It’s Easter morning, your kids have just finished opening their baskets and guests should be arriving for brunch in a few hours. What comes next is the mad holiday dash that inevitably involves tidying the house, setting the table and quickly prepping, cooking and serving a meal, all while attempting to enjoy the morning with your family. Sounds like Easter Sunday at your home, right?

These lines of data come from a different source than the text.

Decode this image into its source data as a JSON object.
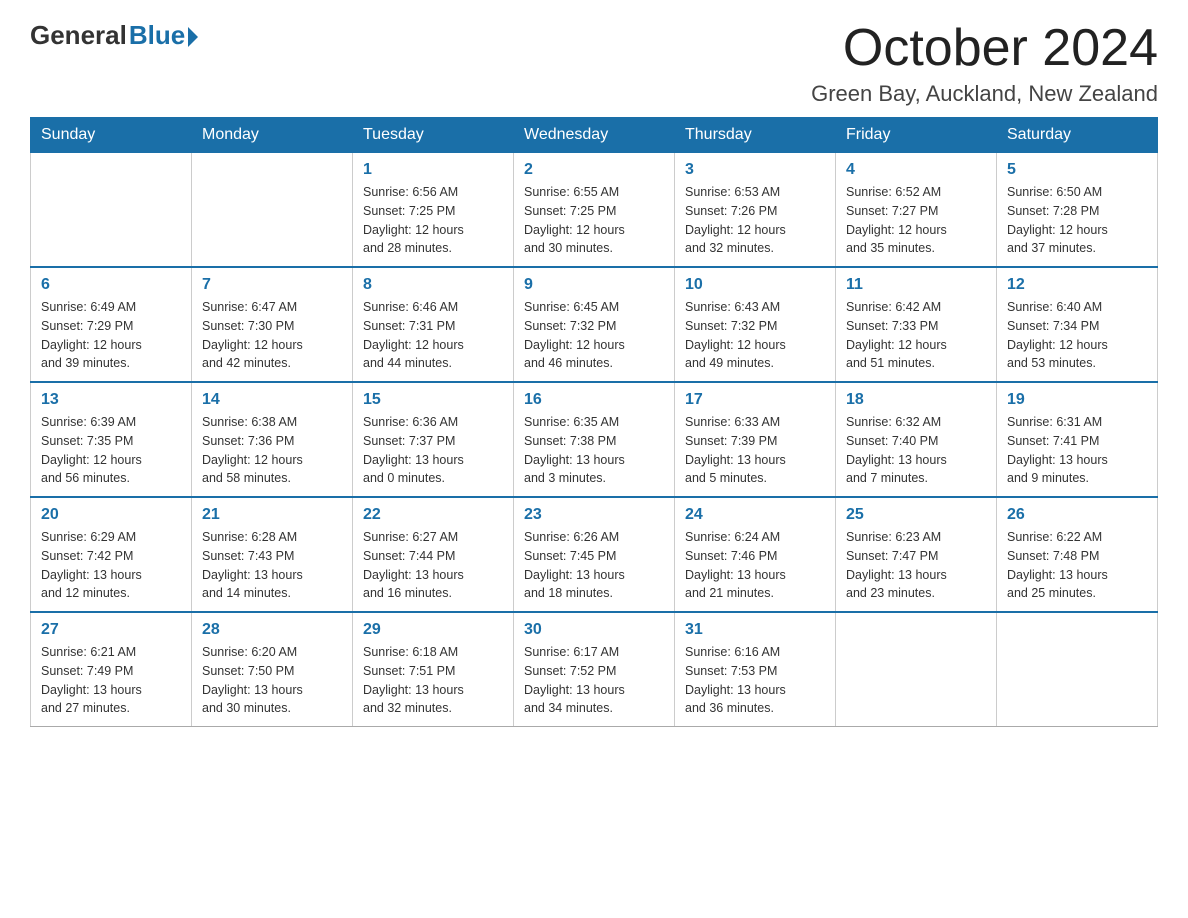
{
  "logo": {
    "general": "General",
    "blue": "Blue",
    "arrow": "▶"
  },
  "title": "October 2024",
  "location": "Green Bay, Auckland, New Zealand",
  "days_of_week": [
    "Sunday",
    "Monday",
    "Tuesday",
    "Wednesday",
    "Thursday",
    "Friday",
    "Saturday"
  ],
  "weeks": [
    [
      {
        "day": "",
        "info": ""
      },
      {
        "day": "",
        "info": ""
      },
      {
        "day": "1",
        "info": "Sunrise: 6:56 AM\nSunset: 7:25 PM\nDaylight: 12 hours\nand 28 minutes."
      },
      {
        "day": "2",
        "info": "Sunrise: 6:55 AM\nSunset: 7:25 PM\nDaylight: 12 hours\nand 30 minutes."
      },
      {
        "day": "3",
        "info": "Sunrise: 6:53 AM\nSunset: 7:26 PM\nDaylight: 12 hours\nand 32 minutes."
      },
      {
        "day": "4",
        "info": "Sunrise: 6:52 AM\nSunset: 7:27 PM\nDaylight: 12 hours\nand 35 minutes."
      },
      {
        "day": "5",
        "info": "Sunrise: 6:50 AM\nSunset: 7:28 PM\nDaylight: 12 hours\nand 37 minutes."
      }
    ],
    [
      {
        "day": "6",
        "info": "Sunrise: 6:49 AM\nSunset: 7:29 PM\nDaylight: 12 hours\nand 39 minutes."
      },
      {
        "day": "7",
        "info": "Sunrise: 6:47 AM\nSunset: 7:30 PM\nDaylight: 12 hours\nand 42 minutes."
      },
      {
        "day": "8",
        "info": "Sunrise: 6:46 AM\nSunset: 7:31 PM\nDaylight: 12 hours\nand 44 minutes."
      },
      {
        "day": "9",
        "info": "Sunrise: 6:45 AM\nSunset: 7:32 PM\nDaylight: 12 hours\nand 46 minutes."
      },
      {
        "day": "10",
        "info": "Sunrise: 6:43 AM\nSunset: 7:32 PM\nDaylight: 12 hours\nand 49 minutes."
      },
      {
        "day": "11",
        "info": "Sunrise: 6:42 AM\nSunset: 7:33 PM\nDaylight: 12 hours\nand 51 minutes."
      },
      {
        "day": "12",
        "info": "Sunrise: 6:40 AM\nSunset: 7:34 PM\nDaylight: 12 hours\nand 53 minutes."
      }
    ],
    [
      {
        "day": "13",
        "info": "Sunrise: 6:39 AM\nSunset: 7:35 PM\nDaylight: 12 hours\nand 56 minutes."
      },
      {
        "day": "14",
        "info": "Sunrise: 6:38 AM\nSunset: 7:36 PM\nDaylight: 12 hours\nand 58 minutes."
      },
      {
        "day": "15",
        "info": "Sunrise: 6:36 AM\nSunset: 7:37 PM\nDaylight: 13 hours\nand 0 minutes."
      },
      {
        "day": "16",
        "info": "Sunrise: 6:35 AM\nSunset: 7:38 PM\nDaylight: 13 hours\nand 3 minutes."
      },
      {
        "day": "17",
        "info": "Sunrise: 6:33 AM\nSunset: 7:39 PM\nDaylight: 13 hours\nand 5 minutes."
      },
      {
        "day": "18",
        "info": "Sunrise: 6:32 AM\nSunset: 7:40 PM\nDaylight: 13 hours\nand 7 minutes."
      },
      {
        "day": "19",
        "info": "Sunrise: 6:31 AM\nSunset: 7:41 PM\nDaylight: 13 hours\nand 9 minutes."
      }
    ],
    [
      {
        "day": "20",
        "info": "Sunrise: 6:29 AM\nSunset: 7:42 PM\nDaylight: 13 hours\nand 12 minutes."
      },
      {
        "day": "21",
        "info": "Sunrise: 6:28 AM\nSunset: 7:43 PM\nDaylight: 13 hours\nand 14 minutes."
      },
      {
        "day": "22",
        "info": "Sunrise: 6:27 AM\nSunset: 7:44 PM\nDaylight: 13 hours\nand 16 minutes."
      },
      {
        "day": "23",
        "info": "Sunrise: 6:26 AM\nSunset: 7:45 PM\nDaylight: 13 hours\nand 18 minutes."
      },
      {
        "day": "24",
        "info": "Sunrise: 6:24 AM\nSunset: 7:46 PM\nDaylight: 13 hours\nand 21 minutes."
      },
      {
        "day": "25",
        "info": "Sunrise: 6:23 AM\nSunset: 7:47 PM\nDaylight: 13 hours\nand 23 minutes."
      },
      {
        "day": "26",
        "info": "Sunrise: 6:22 AM\nSunset: 7:48 PM\nDaylight: 13 hours\nand 25 minutes."
      }
    ],
    [
      {
        "day": "27",
        "info": "Sunrise: 6:21 AM\nSunset: 7:49 PM\nDaylight: 13 hours\nand 27 minutes."
      },
      {
        "day": "28",
        "info": "Sunrise: 6:20 AM\nSunset: 7:50 PM\nDaylight: 13 hours\nand 30 minutes."
      },
      {
        "day": "29",
        "info": "Sunrise: 6:18 AM\nSunset: 7:51 PM\nDaylight: 13 hours\nand 32 minutes."
      },
      {
        "day": "30",
        "info": "Sunrise: 6:17 AM\nSunset: 7:52 PM\nDaylight: 13 hours\nand 34 minutes."
      },
      {
        "day": "31",
        "info": "Sunrise: 6:16 AM\nSunset: 7:53 PM\nDaylight: 13 hours\nand 36 minutes."
      },
      {
        "day": "",
        "info": ""
      },
      {
        "day": "",
        "info": ""
      }
    ]
  ]
}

This year, instead of settling for a hectic holiday, look to already made dishes to pull off a stress-free celebration. The secret to easy entertaining is doing as much of the prep work as possible before the day of the event so you can enjoy the party like a guest and not as a frenzied host. That means tonight is when to begin preparations for tomorrow’s brunch. Before you go to sleep, put together a few ready-to-go classics, then look forward to waking up to only the very last steps of cooking to complete. Check out Food Network’s favorite brunch standbys below to find crowd-pleasing recipes from Alton, Paula and Giada that can be made well in advance of tomorrow’s meal.
A deliciously gooey treat that kids and kids at heart will enjoy, Alton’s Overnight Cinnamon Rolls (pictured above) are a top-rated treat bursting with indulgent sweetness. After making a soft, moist dough from scratch, he wraps it around a center of buttery cinnamon sugar, then slices it into a dozen plump rolls. Let them chill in the refrigerator overnight, then bake them in the morning before finishing them with a thick spread of rich cream cheese icing. Watch this video to see Alton make them.
Ham: Baked, smoked, spiral, glazed and more, it’s usually the centerpiece of the Easter table (and it is delicious). But what about lamb? Why does it usually take a back seat when certain cuts of the meat tend to be so forgiving? Skipping the ham and introducing something new to the table might cause an uproar, but serving lamb is highly encouraged — at least make it a new addition alongside the ham. So where do you start? We asked chef and butcher Adam Sappington of The Country Cat Dinner House and Bar in Portland, Ore., to start us off in the right direction.
The most-common cuts of lamb used around Easter are definitely legs (like the Herbed Leg of Lamb by Food Network Magazine pictured above) or chops. He states that, “As the weather warms up, folks tend to move away from heavy braising cuts like shoulder and start looking for leaner cuts that give off that essence of spring grasses.” For an Easter celebration, Adam recommends using a leg of lamb — it’s the easiest and most forgiving to cook, the most versatile, arguably the most traditional and it can be altered to feed small parties or large gatherings. This Grilled Leg of Lamb With Creamed Peas and Wild Mushrooms is perfect for family gatherings, as it is a showstopper but wont break the bank.